Language plays a crucial role in education; it is the means through which students access content knowledge across the entire curriculum and the medium through which they express themselves, negotiate understanding and are assessed in most subjects studied. Yet, while issues of language are undoubtedly relevant to all teachers, school-level language policies, which aim to provide explicit guidance underpinned by a clear set of principles, are too often conspicuous by their absence in the context of England. Where such policies do exist, they are frequently fragmented and underpinned by monolingual ideologies which do not reflect the linguistic diversity of schools today.
This presentation, therefore, draws on data from a British Academy funded study which explored the provision of school-level language policies from a representative sample of secondary schools in England (n=998). Where such policies existed, a systematic analysis was conducted to identify the particular practices and underlying monolingual and/or multilingual ideologies reflected in and promoted by these policies.
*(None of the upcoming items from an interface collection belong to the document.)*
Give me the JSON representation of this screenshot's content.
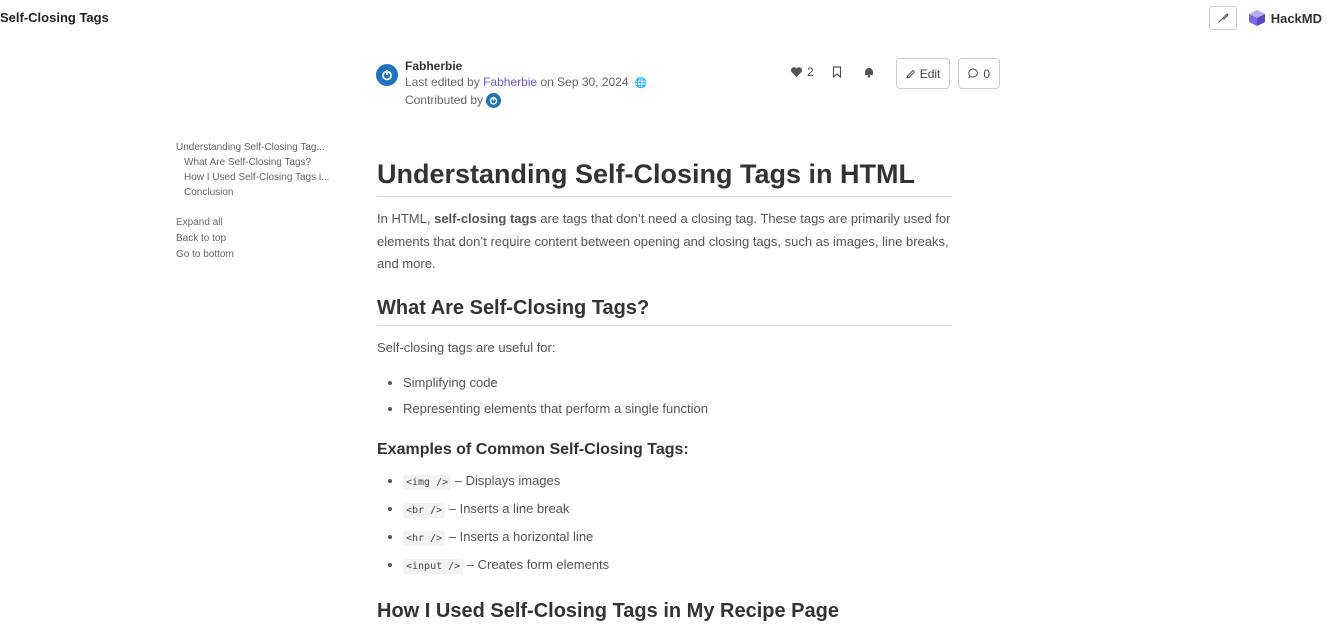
{
  "page": {
    "title": "Self-Closing Tags",
    "brand": "HackMD"
  },
  "meta": {
    "author": "Fabherbie",
    "edited_prefix": "Last edited by",
    "edited_by": "Fabherbie",
    "edited_on": "on Sep 30, 2024",
    "contributed_by": "Contributed by"
  },
  "actions": {
    "likes": "2",
    "edit_label": "Edit",
    "comments": "0"
  },
  "toc": {
    "items": [
      {
        "label": "Understanding Self-Closing Tag...",
        "level": 1
      },
      {
        "label": "What Are Self-Closing Tags?",
        "level": 2
      },
      {
        "label": "How I Used Self-Closing Tags i...",
        "level": 2
      },
      {
        "label": "Conclusion",
        "level": 2
      }
    ],
    "expand_all": "Expand all",
    "back_to_top": "Back to top",
    "go_to_bottom": "Go to bottom"
  },
  "doc": {
    "h1": "Understanding Self-Closing Tags in HTML",
    "intro": {
      "before": "In HTML,",
      "bold": "self-closing tags",
      "after": "are tags that don’t need a closing tag. These tags are primarily used for elements that don’t require content between opening and closing tags, such as images, line breaks, and more."
    },
    "h2_what": "What Are Self-Closing Tags?",
    "useful_for": "Self-closing tags are useful for:",
    "uses": [
      "Simplifying code",
      "Representing elements that perform a single function"
    ],
    "h3_examples": "Examples of Common Self-Closing Tags:",
    "examples": [
      {
        "code": "<img />",
        "desc": "– Displays images"
      },
      {
        "code": "<br />",
        "desc": "– Inserts a line break"
      },
      {
        "code": "<hr />",
        "desc": "– Inserts a horizontal line"
      },
      {
        "code": "<input />",
        "desc": "– Creates form elements"
      }
    ],
    "h2_how": "How I Used Self-Closing Tags in My Recipe Page"
  },
  "colors": {
    "link": "#6b5bd6",
    "avatar": "#1e73be"
  },
  "icons": [
    "brush-icon",
    "hackmd-logo-icon",
    "globe-icon",
    "heart-icon",
    "bookmark-icon",
    "bell-icon",
    "pencil-icon",
    "comment-icon"
  ]
}
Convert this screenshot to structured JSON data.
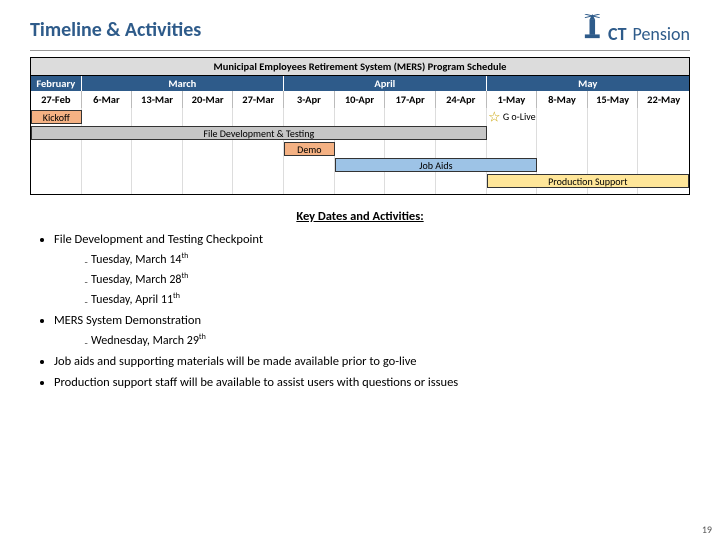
{
  "logo": {
    "text1": "CT",
    "text2": "Pension"
  },
  "title": "Timeline & Activities",
  "chart_data": {
    "type": "table",
    "title": "Municipal Employees Retirement System (MERS) Program Schedule",
    "months": [
      "February",
      "March",
      "April",
      "May"
    ],
    "dates": [
      "27-Feb",
      "6-Mar",
      "13-Mar",
      "20-Mar",
      "27-Mar",
      "3-Apr",
      "10-Apr",
      "17-Apr",
      "24-Apr",
      "1-May",
      "8-May",
      "15-May",
      "22-May"
    ],
    "tasks": {
      "kickoff": "Kickoff",
      "golive": "G o-Live",
      "filedev": "File Development & Testing",
      "demo": "Demo",
      "jobaids": "Job Aids",
      "prodsupp": "Production Support"
    }
  },
  "key": {
    "heading": "Key Dates and Activities:",
    "b1": "File Development and Testing Checkpoint",
    "b1a": "Tuesday, March 14",
    "b1b": "Tuesday, March 28",
    "b1c": "Tuesday, April 11",
    "th": "th",
    "b2": "MERS System Demonstration",
    "b2a": "Wednesday, March 29",
    "b3": "Job aids and supporting materials will be made available prior to go-live",
    "b4": "Production support staff will be available to assist users with questions or issues"
  },
  "page": "19"
}
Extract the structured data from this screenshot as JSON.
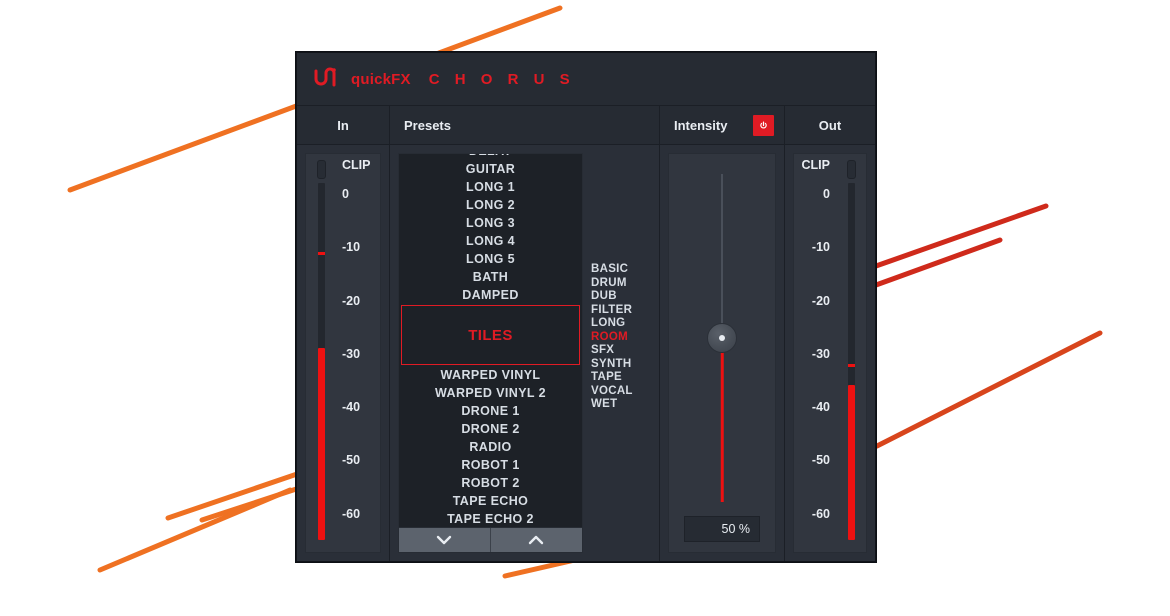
{
  "window": {
    "brand": "quickFX",
    "product": "C H O R U S",
    "logo_icon": "wave-logo-icon"
  },
  "colors": {
    "accent_red": "#e01b24",
    "meter_red": "#ee1111",
    "panel_bg": "#2a2f38",
    "header_bg": "#262b33",
    "list_bg": "#1d2127",
    "text": "#e9edf2",
    "deco_orange": "#ef7122",
    "deco_red": "#cf2a1b"
  },
  "in_meter": {
    "label": "In",
    "clip_label": "CLIP",
    "clip_active": false,
    "ticks": [
      "0",
      "-10",
      "-20",
      "-30",
      "-40",
      "-50",
      "-60"
    ],
    "level_db": -28,
    "peak_db": -10,
    "scale_min_db": -64,
    "scale_max_db": 3
  },
  "out_meter": {
    "label": "Out",
    "clip_label": "CLIP",
    "clip_active": false,
    "ticks": [
      "0",
      "-10",
      "-20",
      "-30",
      "-40",
      "-50",
      "-60"
    ],
    "level_db": -35,
    "peak_db": -31,
    "scale_min_db": -64,
    "scale_max_db": 3
  },
  "presets": {
    "label": "Presets",
    "selected": "TILES",
    "items_above": [
      "GUITAR",
      "LONG 1",
      "LONG 2",
      "LONG 3",
      "LONG 4",
      "LONG 5",
      "BATH",
      "DAMPED"
    ],
    "items_below": [
      "WARPED VINYL",
      "WARPED VINYL 2",
      "DRONE 1",
      "DRONE 2",
      "RADIO",
      "ROBOT 1",
      "ROBOT 2",
      "TAPE ECHO",
      "TAPE ECHO 2"
    ],
    "clipped_top_item": "DELAY",
    "nav_down_icon": "chevron-down-icon",
    "nav_up_icon": "chevron-up-icon",
    "categories": [
      "BASIC",
      "DRUM",
      "DUB",
      "FILTER",
      "LONG",
      "ROOM",
      "SFX",
      "SYNTH",
      "TAPE",
      "VOCAL",
      "WET"
    ],
    "active_category": "ROOM"
  },
  "intensity": {
    "label": "Intensity",
    "power_icon": "power-icon",
    "power_on": true,
    "value_text": "50 %",
    "value_percent": 50
  }
}
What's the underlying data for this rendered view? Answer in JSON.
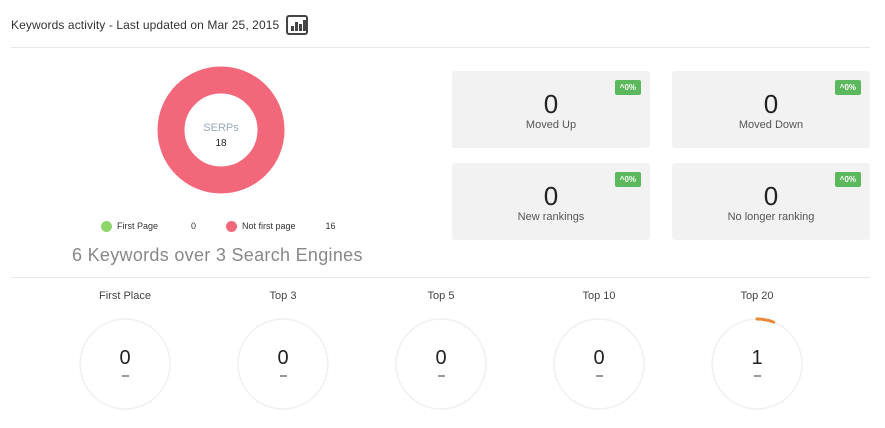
{
  "header": {
    "title": "Keywords activity - Last updated on Mar 25, 2015",
    "chart_icon": "bar-chart-icon"
  },
  "serps": {
    "center_label": "SERPs",
    "center_value": "18",
    "ring_color": "#f2677a",
    "legend": [
      {
        "label": "First Page",
        "count": "0",
        "color": "#8ed66a"
      },
      {
        "label": "Not first page",
        "count": "16",
        "color": "#f2677a"
      }
    ]
  },
  "summary_heading": "6 Keywords over 3 Search Engines",
  "cards": [
    {
      "value": "0",
      "label": "Moved Up",
      "badge": "^0%"
    },
    {
      "value": "0",
      "label": "Moved Down",
      "badge": "^0%"
    },
    {
      "value": "0",
      "label": "New rankings",
      "badge": "^0%"
    },
    {
      "value": "0",
      "label": "No longer ranking",
      "badge": "^0%"
    }
  ],
  "badge_color": "#5cb85c",
  "rankings": [
    {
      "title": "First Place",
      "value": "0",
      "arc_fraction": 0
    },
    {
      "title": "Top 3",
      "value": "0",
      "arc_fraction": 0
    },
    {
      "title": "Top 5",
      "value": "0",
      "arc_fraction": 0
    },
    {
      "title": "Top 10",
      "value": "0",
      "arc_fraction": 0
    },
    {
      "title": "Top 20",
      "value": "1",
      "arc_fraction": 0.06
    }
  ],
  "arc_color": "#e8883a"
}
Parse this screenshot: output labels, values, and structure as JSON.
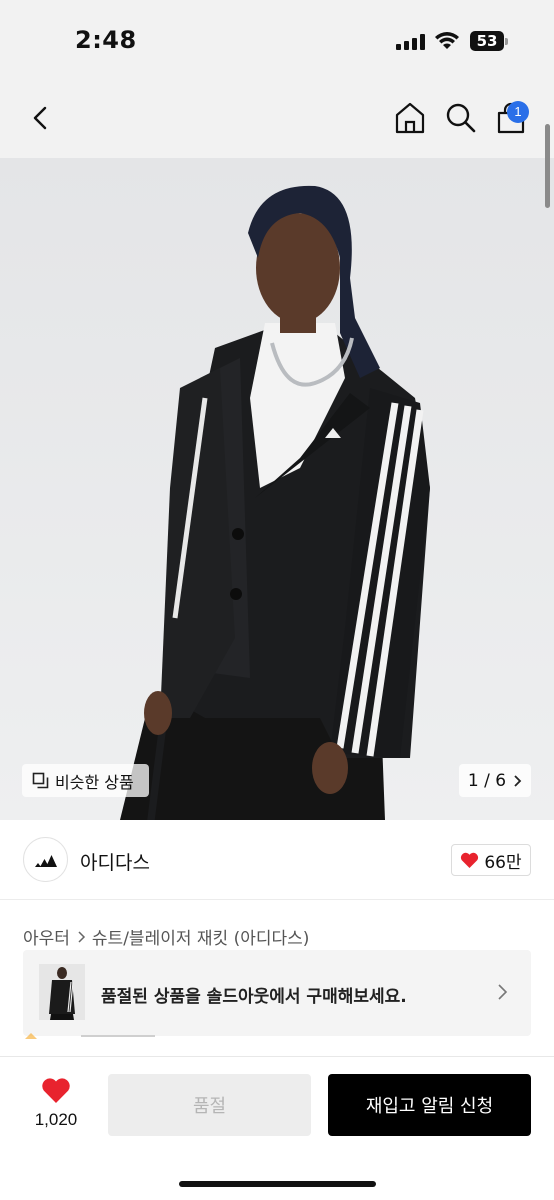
{
  "status": {
    "time": "2:48",
    "battery": "53"
  },
  "header": {
    "back_icon": "chevron-left-icon",
    "home_icon": "home-icon",
    "search_icon": "search-icon",
    "cart_icon": "shopping-bag-icon",
    "cart_badge": "1"
  },
  "product_image": {
    "similar_label": "비슷한 상품",
    "page_indicator": "1 / 6"
  },
  "brand": {
    "name": "아디다스",
    "likes": "66만"
  },
  "breadcrumb": {
    "category": "아우터",
    "subcategory": "슈트/블레이저 재킷 (아디다스)"
  },
  "banner": {
    "text": "품절된 상품을 솔드아웃에서 구매해보세요."
  },
  "bottom": {
    "favorite_count": "1,020",
    "soldout_label": "품절",
    "restock_label": "재입고 알림 신청"
  },
  "colors": {
    "accent_blue": "#2a6fe8",
    "heart_red": "#e8232e",
    "primary_black": "#000000"
  }
}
This focused on references to English (both as a curriculum subject and as an additional language), modern languages in the curriculum (i.e. as timetabled subjects) and other languages represented in the school such as community languages. A particular focus of the analysis was on points of intersection and divergence between policies relating to these different dimensions of language.
The findings presented will provide insights into the prevalence and focus of existing school-level language policies and will shed light on the often fragmented way in which languages are conceptualised within policies. This evidence constitutes a vital first step in creating research-informed guidance for schools on how to develop a cohesive, contextually-appropriate language policy to support students’ language development and learning across the curriculum.
Dr Karen Forbes is an Associate Professor in Second Language Education in the Faculty of Education, University of Cambridge. She previously taught modern languages in secondary schools in England before completing an MEd and then a PhD in Second Language Education at the University of Cambridge. Her current research interests include the development and transfer of language learning strategies, multilingualism and identity, and the education of students who speak English as an additional language (EAL) in UK schools.